Fasting Insulin Levels

Fasting blood sugar levels under 100 milligrams/deciliter (mg/dL) are considered normal.

I would call 100 - 126 mg/dL impaired fasting glucose in the morning.

This is not something I checked as a primary care doctor, and I also don't really check it as a weight management doctor. Why? Because it doesn't change the management that I do. Personally, I am still going to work with you on how to have a balanced diet and approach to nutrition, and how to incorporate movement. It doesn't change anything I'm doing. 

For about 7% of people, even if their weight is up, that number is not going to be affected. That just means you are resilient at that moment. But for most people, when the weight is up, insulin levels have to be up to keep the blood sugar normal, even if you're not pre-diabetic or diabetic.

Fasting Lipid Panel

A lipid panel measures total cholesterol, LDL ("bad") cholesterol, HDL ("good") cholesterol, 

Triglycerides (another type of fat that causes hardening of the arteries).

What is fascinating with cholesterol levels in our body, is that they are usually not up in isolation. For example, a person with metabolic syndrome are likely to see triglycerides that are up, cholesterol levels that are up, high blood sugar, and high blood pressure. 

So cholesterol levels show us the patterns and the trends and prompt us to look into some of these other things too.

Basic thyroid testing

This could include a TSH level, which stands for Thyroid Stimulating Hormone, and that is the lab we check initially. Thyroid testing is important because I really consider the thyroid to be the master hormone regulator of our body, affecting all organ systems. 

This is going to affect our weight but mostly I do this test because people are going to feel poor energy-wise, they could be losing hair and if you're younger, your periods might be affected. Your heart rate can even be affected with this as well. So there are a lot of symptoms and they're usually very diffuse.

A lot of people want to know if their thyroid is the reason that their weight's up. I completely understand this but even if your thyroid function is found to be low, we see that there's actually not a lot of weight loss even on the medication for it. This is discouraging for people because they think they finally have the answer but usually it's not going to be the thing that leads to a lot of weight loss. 

Basic Vitamin Levels

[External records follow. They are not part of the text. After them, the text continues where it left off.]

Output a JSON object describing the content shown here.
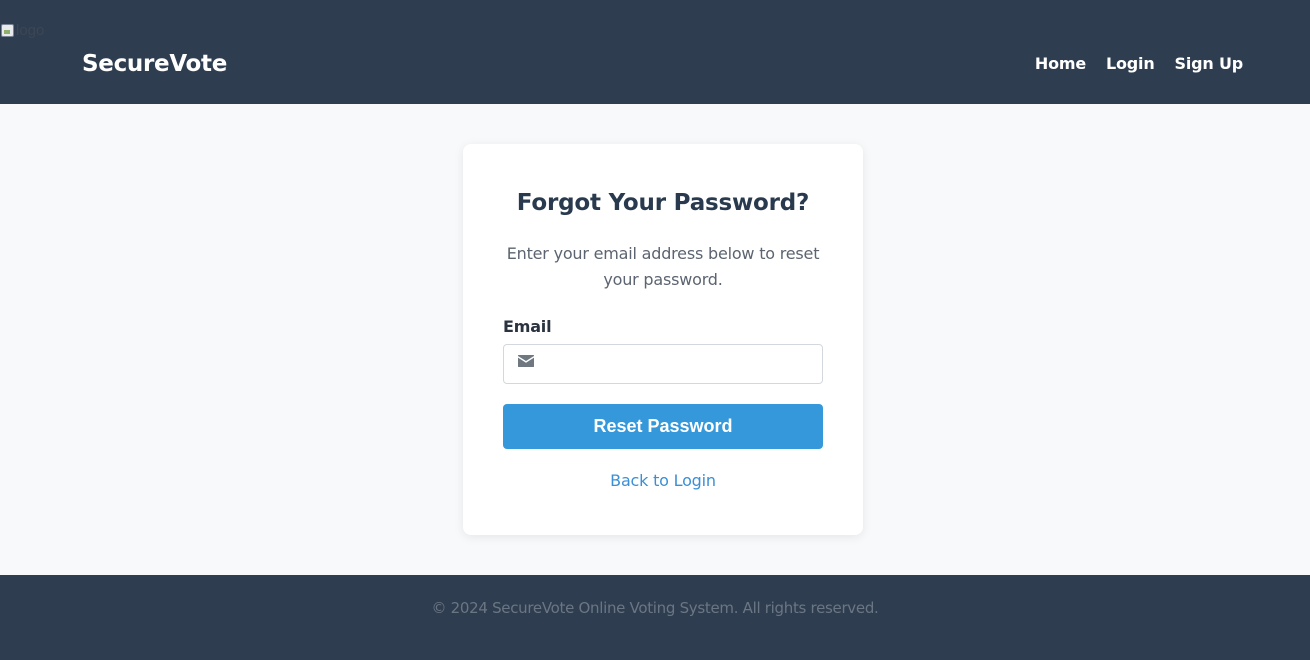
{
  "header": {
    "logo_alt": "logo",
    "brand": "SecureVote",
    "nav": [
      {
        "label": "Home"
      },
      {
        "label": "Login"
      },
      {
        "label": "Sign Up"
      }
    ]
  },
  "card": {
    "title": "Forgot Your Password?",
    "subtitle": "Enter your email address below to reset your password.",
    "email_label": "Email",
    "email_value": "",
    "email_icon": "envelope-icon",
    "button_label": "Reset Password",
    "back_link": "Back to Login"
  },
  "footer": {
    "text": "© 2024 SecureVote Online Voting System. All rights reserved."
  },
  "colors": {
    "header_bg": "#2e3d50",
    "accent": "#3498db",
    "link": "#3a8fd6"
  }
}
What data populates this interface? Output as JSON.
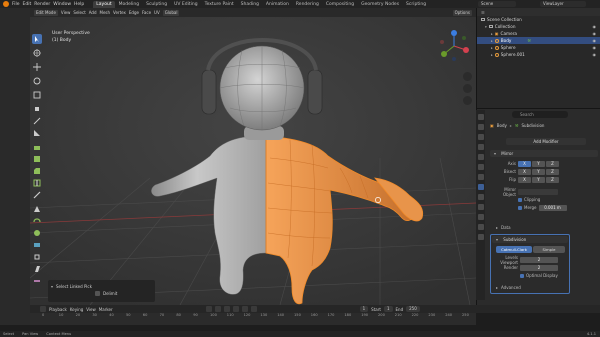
{
  "topbar": {
    "menus": [
      "File",
      "Edit",
      "Render",
      "Window",
      "Help"
    ],
    "tabs": [
      "Layout",
      "Modeling",
      "Sculpting",
      "UV Editing",
      "Texture Paint",
      "Shading",
      "Animation",
      "Rendering",
      "Compositing",
      "Geometry Nodes",
      "Scripting"
    ],
    "active_tab": "Layout",
    "scene": "Scene",
    "view_layer": "ViewLayer"
  },
  "viewport": {
    "header": [
      "Edit Mode",
      "View",
      "Select",
      "Add",
      "Mesh",
      "Vertex",
      "Edge",
      "Face",
      "UV"
    ],
    "transform": "Global",
    "info_line1": "User Perspective",
    "info_line2": "(1) Body",
    "options_label": "Options"
  },
  "operator_panel": {
    "title": "Select Linked Pick",
    "checkbox_label": "Delimit"
  },
  "timeline": {
    "menus": [
      "Playback",
      "Keying",
      "View",
      "Marker"
    ],
    "current_frame": "1",
    "start_label": "Start",
    "start": "1",
    "end_label": "End",
    "end": "250",
    "ticks": [
      "0",
      "10",
      "20",
      "30",
      "40",
      "50",
      "60",
      "70",
      "80",
      "90",
      "100",
      "110",
      "120",
      "130",
      "140",
      "150",
      "160",
      "170",
      "180",
      "190",
      "200",
      "210",
      "220",
      "230",
      "240",
      "250"
    ]
  },
  "outliner": {
    "title": "Scene Collection",
    "rows": [
      {
        "label": "Collection",
        "kind": "collection",
        "selected": false
      },
      {
        "label": "Camera",
        "kind": "object",
        "selected": false
      },
      {
        "label": "Body",
        "kind": "object",
        "selected": true
      },
      {
        "label": "Sphere",
        "kind": "object",
        "selected": false
      },
      {
        "label": "Sphere.001",
        "kind": "object",
        "selected": false
      }
    ]
  },
  "properties": {
    "search_placeholder": "Search",
    "path_object": "Body",
    "path_modifier": "Subdivision",
    "add_modifier": "Add Modifier",
    "modifier1": {
      "name": "Mirror",
      "axis_label": "Axis",
      "bisect_label": "Bisect",
      "flip_label": "Flip",
      "axes": [
        "X",
        "Y",
        "Z"
      ],
      "mirror_object_label": "Mirror Object",
      "clipping_label": "Clipping",
      "merge_label": "Merge",
      "merge_value": "0.001 m",
      "data_label": "Data"
    },
    "modifier2": {
      "name": "Subdivision",
      "mode_catmull": "Catmull-Clark",
      "mode_simple": "Simple",
      "levels_viewport_label": "Levels Viewport",
      "levels_viewport": "2",
      "render_label": "Render",
      "render_value": "2",
      "optimal_display_label": "Optimal Display",
      "advanced_label": "Advanced"
    }
  },
  "statusbar": {
    "items": [
      "Select",
      "Pan View",
      "Context Menu"
    ],
    "version": "4.1.1"
  },
  "colors": {
    "accent": "#e87d0d",
    "selection": "#4772b3",
    "selected_mesh": "#f4a158"
  }
}
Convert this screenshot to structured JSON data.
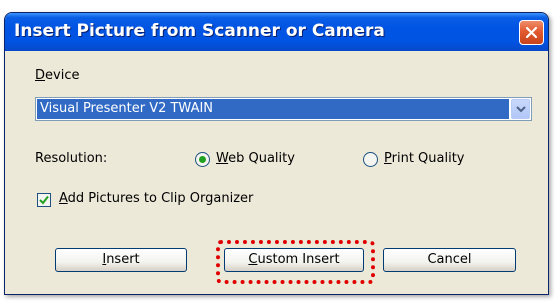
{
  "dialog": {
    "title": "Insert Picture from Scanner or Camera",
    "device": {
      "label_accel": "D",
      "label_rest": "evice",
      "selected_value": "Visual Presenter V2 TWAIN"
    },
    "resolution": {
      "label": "Resolution:",
      "options": [
        {
          "accel": "W",
          "rest": "eb Quality",
          "selected": true
        },
        {
          "accel": "P",
          "rest": "rint Quality",
          "selected": false
        }
      ]
    },
    "add_to_organizer": {
      "accel": "A",
      "rest": "dd Pictures to Clip Organizer",
      "checked": true
    },
    "buttons": {
      "insert": {
        "accel": "I",
        "rest": "nsert"
      },
      "custom_insert": {
        "accel": "C",
        "rest": "ustom Insert"
      },
      "cancel": "Cancel"
    }
  },
  "colors": {
    "titlebar": "#0054e3",
    "selection": "#316ac5",
    "highlight": "#e00000",
    "radio_dot": "#21a121"
  },
  "icons": {
    "close": "close-icon",
    "dropdown": "chevron-down-icon",
    "check": "checkmark-icon"
  }
}
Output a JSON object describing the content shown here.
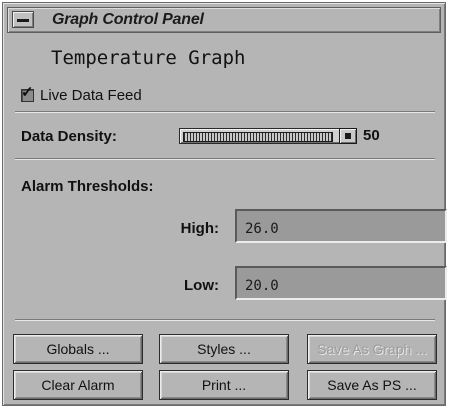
{
  "window": {
    "title": "Graph Control Panel"
  },
  "graph": {
    "title": "Temperature Graph"
  },
  "live_feed": {
    "label": "Live Data Feed",
    "checked": true
  },
  "density": {
    "label": "Data Density:",
    "value": "50",
    "slider_fraction": 0.87
  },
  "alarm": {
    "label": "Alarm Thresholds:",
    "high_label": "High:",
    "high_value": "26.0",
    "low_label": "Low:",
    "low_value": "20.0"
  },
  "buttons": {
    "globals": "Globals ...",
    "styles": "Styles ...",
    "save_as_graph": "Save As Graph ...",
    "clear_alarm": "Clear Alarm",
    "print": "Print ...",
    "save_as_ps": "Save As PS ..."
  },
  "colors": {
    "panel_bg": "#b5b5b5",
    "field_bg": "#9a9a9a",
    "disabled_text": "#9c9c9c"
  }
}
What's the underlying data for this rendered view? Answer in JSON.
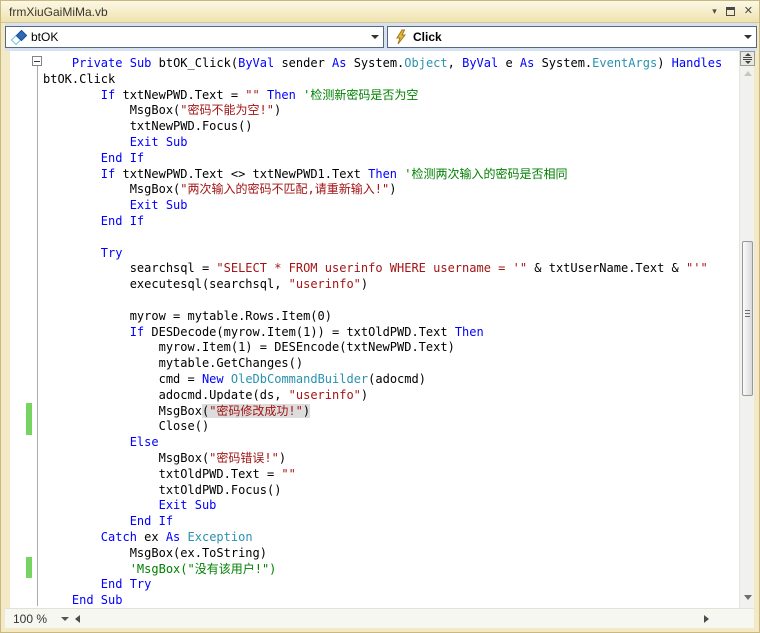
{
  "window": {
    "title": "frmXiuGaiMiMa.vb",
    "controls": {
      "menu": "▾",
      "close": "✕"
    }
  },
  "navbar": {
    "object_dropdown": {
      "value": "btOK",
      "icon": "vb-member-icon"
    },
    "event_dropdown": {
      "value": "Click",
      "icon": "event-lightning-icon"
    }
  },
  "statusbar": {
    "zoom_level": "100 %"
  },
  "colors": {
    "keyword": "#0000FF",
    "type": "#2B91AF",
    "string": "#A31515",
    "comment": "#008000",
    "plain": "#000000",
    "highlight": "#DCDCDC",
    "change_bar": "#77D463",
    "frame": "#F3E9C6",
    "navbar": "#D6E2F1"
  },
  "code": {
    "lines": [
      [
        [
          "p",
          "    "
        ],
        [
          "k",
          "Private"
        ],
        [
          "p",
          " "
        ],
        [
          "k",
          "Sub"
        ],
        [
          "p",
          " btOK_Click("
        ],
        [
          "k",
          "ByVal"
        ],
        [
          "p",
          " sender "
        ],
        [
          "k",
          "As"
        ],
        [
          "p",
          " System."
        ],
        [
          "t",
          "Object"
        ],
        [
          "p",
          ", "
        ],
        [
          "k",
          "ByVal"
        ],
        [
          "p",
          " e "
        ],
        [
          "k",
          "As"
        ],
        [
          "p",
          " System."
        ],
        [
          "t",
          "EventArgs"
        ],
        [
          "p",
          ") "
        ],
        [
          "k",
          "Handles"
        ]
      ],
      [
        [
          "p",
          "btOK.Click"
        ]
      ],
      [
        [
          "p",
          "        "
        ],
        [
          "k",
          "If"
        ],
        [
          "p",
          " txtNewPWD.Text = "
        ],
        [
          "s",
          "\"\""
        ],
        [
          "p",
          " "
        ],
        [
          "k",
          "Then"
        ],
        [
          "p",
          " "
        ],
        [
          "c",
          "'检测新密码是否为空"
        ]
      ],
      [
        [
          "p",
          "            MsgBox("
        ],
        [
          "s",
          "\"密码不能为空!\""
        ],
        [
          "p",
          ")"
        ]
      ],
      [
        [
          "p",
          "            txtNewPWD.Focus()"
        ]
      ],
      [
        [
          "p",
          "            "
        ],
        [
          "k",
          "Exit Sub"
        ]
      ],
      [
        [
          "p",
          "        "
        ],
        [
          "k",
          "End If"
        ]
      ],
      [
        [
          "p",
          "        "
        ],
        [
          "k",
          "If"
        ],
        [
          "p",
          " txtNewPWD.Text <> txtNewPWD1.Text "
        ],
        [
          "k",
          "Then"
        ],
        [
          "p",
          " "
        ],
        [
          "c",
          "'检测两次输入的密码是否相同"
        ]
      ],
      [
        [
          "p",
          "            MsgBox("
        ],
        [
          "s",
          "\"两次输入的密码不匹配,请重新输入!\""
        ],
        [
          "p",
          ")"
        ]
      ],
      [
        [
          "p",
          "            "
        ],
        [
          "k",
          "Exit Sub"
        ]
      ],
      [
        [
          "p",
          "        "
        ],
        [
          "k",
          "End If"
        ]
      ],
      [],
      [
        [
          "p",
          "        "
        ],
        [
          "k",
          "Try"
        ]
      ],
      [
        [
          "p",
          "            searchsql = "
        ],
        [
          "s",
          "\"SELECT * FROM userinfo WHERE username = '\""
        ],
        [
          "p",
          " & txtUserName.Text & "
        ],
        [
          "s",
          "\"'\""
        ]
      ],
      [
        [
          "p",
          "            executesql(searchsql, "
        ],
        [
          "s",
          "\"userinfo\""
        ],
        [
          "p",
          ")"
        ]
      ],
      [],
      [
        [
          "p",
          "            myrow = mytable.Rows.Item(0)"
        ]
      ],
      [
        [
          "p",
          "            "
        ],
        [
          "k",
          "If"
        ],
        [
          "p",
          " DESDecode(myrow.Item(1)) = txtOldPWD.Text "
        ],
        [
          "k",
          "Then"
        ]
      ],
      [
        [
          "p",
          "                myrow.Item(1) = DESEncode(txtNewPWD.Text)"
        ]
      ],
      [
        [
          "p",
          "                mytable.GetChanges()"
        ]
      ],
      [
        [
          "p",
          "                cmd = "
        ],
        [
          "k",
          "New"
        ],
        [
          "p",
          " "
        ],
        [
          "t",
          "OleDbCommandBuilder"
        ],
        [
          "p",
          "(adocmd)"
        ]
      ],
      [
        [
          "p",
          "                adocmd.Update(ds, "
        ],
        [
          "s",
          "\"userinfo\""
        ],
        [
          "p",
          ")"
        ]
      ],
      [
        [
          "p",
          "                MsgBox"
        ],
        [
          "hp",
          "("
        ],
        [
          "hs",
          "\"密码修改成功!\""
        ],
        [
          "hp",
          ")"
        ]
      ],
      [
        [
          "p",
          "                Close()"
        ]
      ],
      [
        [
          "p",
          "            "
        ],
        [
          "k",
          "Else"
        ]
      ],
      [
        [
          "p",
          "                MsgBox("
        ],
        [
          "s",
          "\"密码错误!\""
        ],
        [
          "p",
          ")"
        ]
      ],
      [
        [
          "p",
          "                txtOldPWD.Text = "
        ],
        [
          "s",
          "\"\""
        ]
      ],
      [
        [
          "p",
          "                txtOldPWD.Focus()"
        ]
      ],
      [
        [
          "p",
          "                "
        ],
        [
          "k",
          "Exit Sub"
        ]
      ],
      [
        [
          "p",
          "            "
        ],
        [
          "k",
          "End If"
        ]
      ],
      [
        [
          "p",
          "        "
        ],
        [
          "k",
          "Catch"
        ],
        [
          "p",
          " ex "
        ],
        [
          "k",
          "As"
        ],
        [
          "p",
          " "
        ],
        [
          "t",
          "Exception"
        ]
      ],
      [
        [
          "p",
          "            MsgBox(ex.ToString)"
        ]
      ],
      [
        [
          "p",
          "            "
        ],
        [
          "c",
          "'MsgBox(\"没有该用户!\")"
        ]
      ],
      [
        [
          "p",
          "        "
        ],
        [
          "k",
          "End Try"
        ]
      ],
      [
        [
          "p",
          "    "
        ],
        [
          "k",
          "End Sub"
        ]
      ]
    ]
  }
}
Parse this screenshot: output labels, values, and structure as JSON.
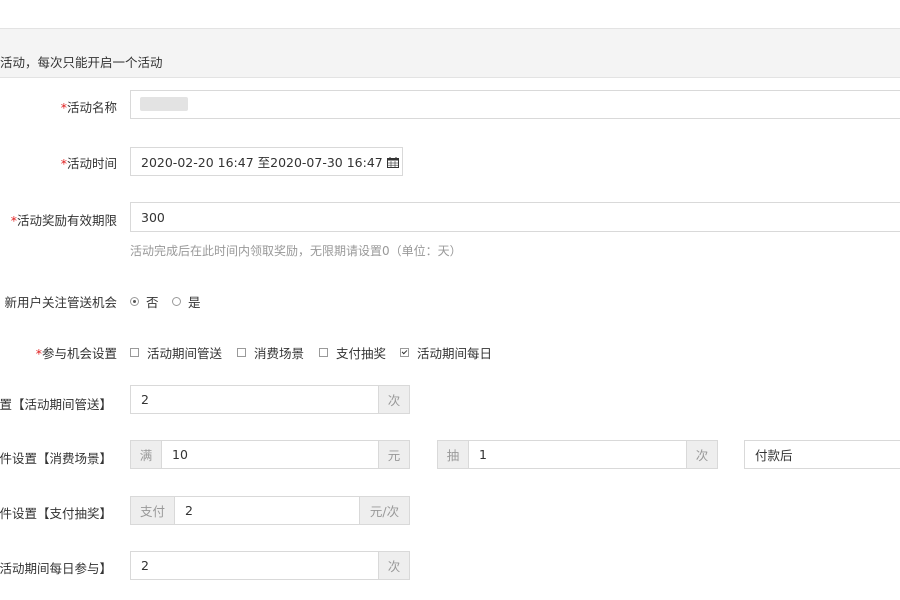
{
  "section": {
    "title": "活动，每次只能开启一个活动"
  },
  "form": {
    "name": {
      "label": "活动名称",
      "required": "*"
    },
    "time": {
      "label": "活动时间",
      "required": "*",
      "value": "2020-02-20 16:47 至2020-07-30 16:47"
    },
    "validity": {
      "label": "活动奖励有效期限",
      "required": "*",
      "value": "300",
      "hint": "活动完成后在此时间内领取奖励，无限期请设置0（单位：天）"
    },
    "new_user": {
      "label": "新用户关注管送机会",
      "options": [
        "否",
        "是"
      ],
      "selected": "否"
    },
    "participation": {
      "label": "参与机会设置",
      "required": "*",
      "options": [
        {
          "label": "活动期间管送",
          "checked": false
        },
        {
          "label": "消费场景",
          "checked": false
        },
        {
          "label": "支付抽奖",
          "checked": false
        },
        {
          "label": "活动期间每日",
          "checked": true
        }
      ]
    },
    "row_gift": {
      "label": "置【活动期间管送】",
      "value": "2",
      "unit": "次"
    },
    "row_consume": {
      "label": "件设置【消费场景】",
      "prefix": "满",
      "value": "10",
      "unit": "元",
      "prefix2": "抽",
      "value2": "1",
      "unit2": "次",
      "select_value": "付款后"
    },
    "row_pay": {
      "label": "件设置【支付抽奖】",
      "prefix": "支付",
      "value": "2",
      "unit": "元/次"
    },
    "row_daily": {
      "label": "活动期间每日参与】",
      "value": "2",
      "unit": "次"
    }
  }
}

When weight is elevated, people tend to be more deficient in vitamin D, and this also depends on where you’re living. The primary source of vitamin D in humans is sun exposure, which triggers synthesis of vitamin D in the skin. As many Americans avoid unprotected sun exposure due to concerns about skin cancer from UV radiation, many are not producing adequate levels of vitamin D.

Vitamin B-12 is another essential nutrient that many Americans may lack, since absorption problems are quite common–especially in older adults. B-12 deficiency can have very serious consequences, including anemia and neurological damage. 

Dietary wise, even if you don't have the problem right now, sometimes I see deficiencies develop further down the road, and so I'd like to know a baseline that these things were normal to begin with.

Get Dr. Rentea's newest free resource "What Labs to Consider Ordering in Weight Management" here.